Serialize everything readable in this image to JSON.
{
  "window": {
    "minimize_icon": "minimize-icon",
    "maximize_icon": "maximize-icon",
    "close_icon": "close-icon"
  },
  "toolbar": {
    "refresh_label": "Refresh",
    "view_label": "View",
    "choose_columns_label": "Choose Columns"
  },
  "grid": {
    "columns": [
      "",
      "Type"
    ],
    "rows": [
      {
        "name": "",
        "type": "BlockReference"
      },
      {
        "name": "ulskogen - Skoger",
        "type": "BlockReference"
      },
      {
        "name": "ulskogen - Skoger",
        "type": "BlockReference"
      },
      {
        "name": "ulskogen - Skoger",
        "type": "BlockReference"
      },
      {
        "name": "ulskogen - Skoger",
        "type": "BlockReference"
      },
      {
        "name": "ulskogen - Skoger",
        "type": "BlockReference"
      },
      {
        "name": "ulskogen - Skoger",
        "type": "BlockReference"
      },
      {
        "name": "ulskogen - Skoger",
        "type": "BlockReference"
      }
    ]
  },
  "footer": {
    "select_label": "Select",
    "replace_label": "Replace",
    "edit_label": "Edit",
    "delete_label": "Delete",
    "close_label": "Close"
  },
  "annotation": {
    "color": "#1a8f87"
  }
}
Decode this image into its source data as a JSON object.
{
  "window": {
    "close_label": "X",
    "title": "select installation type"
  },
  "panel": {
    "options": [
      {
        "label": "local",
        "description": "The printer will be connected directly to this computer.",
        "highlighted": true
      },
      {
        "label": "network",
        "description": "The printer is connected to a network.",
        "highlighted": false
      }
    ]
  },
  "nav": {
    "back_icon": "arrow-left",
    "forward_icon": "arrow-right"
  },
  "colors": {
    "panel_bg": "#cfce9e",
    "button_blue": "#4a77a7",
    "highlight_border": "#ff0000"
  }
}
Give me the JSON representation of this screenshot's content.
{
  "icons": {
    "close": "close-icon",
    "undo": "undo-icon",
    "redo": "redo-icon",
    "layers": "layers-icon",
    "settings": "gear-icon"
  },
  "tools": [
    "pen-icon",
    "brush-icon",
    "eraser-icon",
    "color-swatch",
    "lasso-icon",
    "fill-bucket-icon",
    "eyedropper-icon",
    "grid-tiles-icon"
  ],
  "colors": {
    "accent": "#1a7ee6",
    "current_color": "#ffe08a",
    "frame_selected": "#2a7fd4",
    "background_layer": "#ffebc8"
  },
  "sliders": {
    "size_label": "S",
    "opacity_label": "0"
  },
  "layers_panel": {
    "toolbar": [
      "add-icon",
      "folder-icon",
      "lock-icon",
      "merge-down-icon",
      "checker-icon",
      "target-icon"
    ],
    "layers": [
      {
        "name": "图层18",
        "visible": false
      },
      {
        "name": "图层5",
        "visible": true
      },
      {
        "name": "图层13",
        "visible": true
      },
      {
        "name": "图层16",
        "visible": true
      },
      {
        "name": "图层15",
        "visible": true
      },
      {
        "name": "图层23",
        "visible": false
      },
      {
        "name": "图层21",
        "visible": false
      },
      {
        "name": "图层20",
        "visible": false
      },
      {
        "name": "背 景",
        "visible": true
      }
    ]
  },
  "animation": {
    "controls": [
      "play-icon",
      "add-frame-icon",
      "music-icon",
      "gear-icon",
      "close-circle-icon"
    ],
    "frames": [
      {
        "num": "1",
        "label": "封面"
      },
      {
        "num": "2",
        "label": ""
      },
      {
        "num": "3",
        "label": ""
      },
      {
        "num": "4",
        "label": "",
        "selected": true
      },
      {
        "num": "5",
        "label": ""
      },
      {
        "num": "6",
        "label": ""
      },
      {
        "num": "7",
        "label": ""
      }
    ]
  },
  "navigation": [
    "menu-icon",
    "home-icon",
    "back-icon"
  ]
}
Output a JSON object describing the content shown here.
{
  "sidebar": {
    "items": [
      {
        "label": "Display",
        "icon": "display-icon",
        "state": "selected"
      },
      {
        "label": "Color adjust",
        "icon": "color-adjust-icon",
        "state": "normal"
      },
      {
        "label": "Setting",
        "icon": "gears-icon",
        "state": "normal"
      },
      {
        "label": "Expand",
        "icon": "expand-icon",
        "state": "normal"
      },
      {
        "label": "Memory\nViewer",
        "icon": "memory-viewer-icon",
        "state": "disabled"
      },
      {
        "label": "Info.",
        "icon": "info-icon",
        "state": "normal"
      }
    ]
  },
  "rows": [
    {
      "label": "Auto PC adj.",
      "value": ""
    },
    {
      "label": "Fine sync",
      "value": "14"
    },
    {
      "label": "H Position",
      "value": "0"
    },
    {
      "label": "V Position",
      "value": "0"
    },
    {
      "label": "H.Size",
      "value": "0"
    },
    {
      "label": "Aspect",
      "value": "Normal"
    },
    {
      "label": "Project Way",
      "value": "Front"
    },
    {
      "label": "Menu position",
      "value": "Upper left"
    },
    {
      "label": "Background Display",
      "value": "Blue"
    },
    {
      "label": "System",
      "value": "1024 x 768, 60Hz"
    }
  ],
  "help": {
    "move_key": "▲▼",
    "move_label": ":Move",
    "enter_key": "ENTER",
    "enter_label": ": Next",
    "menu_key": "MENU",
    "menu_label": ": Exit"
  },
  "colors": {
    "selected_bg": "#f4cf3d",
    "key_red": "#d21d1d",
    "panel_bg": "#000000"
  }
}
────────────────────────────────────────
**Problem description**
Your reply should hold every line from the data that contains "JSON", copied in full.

**Exercise answer**
Serialize everything readable in this image to JSON.
Decode this image into its source data as a JSON object.
Give me the JSON representation of this screenshot's content.
Output a JSON object describing the content shown here.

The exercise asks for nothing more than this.